One figure is wanted here: how many lines in the entries hold the word "children".

++++ Exercise input

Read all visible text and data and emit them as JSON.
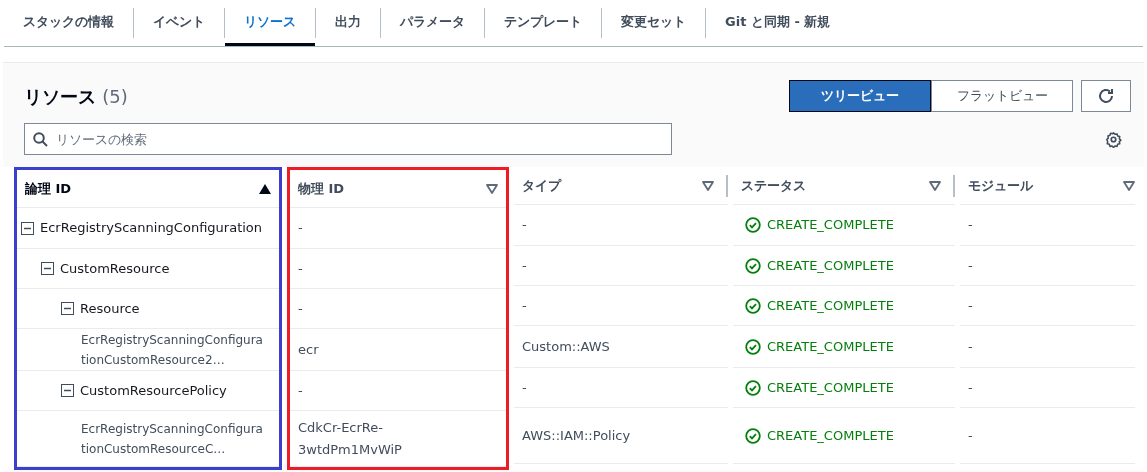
{
  "tabs": [
    {
      "label": "スタックの情報",
      "selected": false
    },
    {
      "label": "イベント",
      "selected": false
    },
    {
      "label": "リソース",
      "selected": true
    },
    {
      "label": "出力",
      "selected": false
    },
    {
      "label": "パラメータ",
      "selected": false
    },
    {
      "label": "テンプレート",
      "selected": false
    },
    {
      "label": "変更セット",
      "selected": false
    },
    {
      "label": "Git と同期 - 新規",
      "selected": false
    }
  ],
  "panel": {
    "title": "リソース",
    "count": "(5)",
    "view_toggle": [
      {
        "label": "ツリービュー",
        "selected": true
      },
      {
        "label": "フラットビュー",
        "selected": false
      }
    ],
    "search": {
      "placeholder": "リソースの検索"
    }
  },
  "table": {
    "columns": [
      {
        "label": "論理 ID",
        "sorted": true,
        "color": "#3b3fcc"
      },
      {
        "label": "物理 ID",
        "sorted": false,
        "color": "#ee1c25"
      },
      {
        "label": "タイプ",
        "sorted": false
      },
      {
        "label": "ステータス",
        "sorted": false
      },
      {
        "label": "モジュール",
        "sorted": false
      }
    ],
    "rows": [
      {
        "logical_id": "EcrRegistryScanningConfiguration",
        "expanded": true,
        "physical_id": "-",
        "type": "-",
        "status": {
          "kind": "success",
          "label": "CREATE_COMPLETE"
        },
        "module": "-",
        "children": [
          {
            "logical_id": "CustomResource",
            "expanded": true,
            "physical_id": "-",
            "type": "-",
            "status": {
              "kind": "success",
              "label": "CREATE_COMPLETE"
            },
            "module": "-",
            "children": [
              {
                "logical_id": "Resource",
                "expanded": true,
                "physical_id": "-",
                "type": "-",
                "status": {
                  "kind": "success",
                  "label": "CREATE_COMPLETE"
                },
                "module": "-",
                "children": [
                  {
                    "logical_id": "EcrRegistryScanningConfigurationCustomResource2…",
                    "physical_id": "ecr",
                    "type": "Custom::AWS",
                    "status": {
                      "kind": "success",
                      "label": "CREATE_COMPLETE"
                    },
                    "module": "-"
                  }
                ]
              },
              {
                "logical_id": "CustomResourcePolicy",
                "expanded": true,
                "physical_id": "-",
                "type": "-",
                "status": {
                  "kind": "success",
                  "label": "CREATE_COMPLETE"
                },
                "module": "-",
                "children": [
                  {
                    "logical_id": "EcrRegistryScanningConfigurationCustomResourceC…",
                    "physical_id": "CdkCr-EcrRe-3wtdPm1MvWiP",
                    "type": "AWS::IAM::Policy",
                    "status": {
                      "kind": "success",
                      "label": "CREATE_COMPLETE"
                    },
                    "module": "-"
                  }
                ]
              }
            ]
          }
        ]
      }
    ]
  }
}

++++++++

> **Exercise response**: 4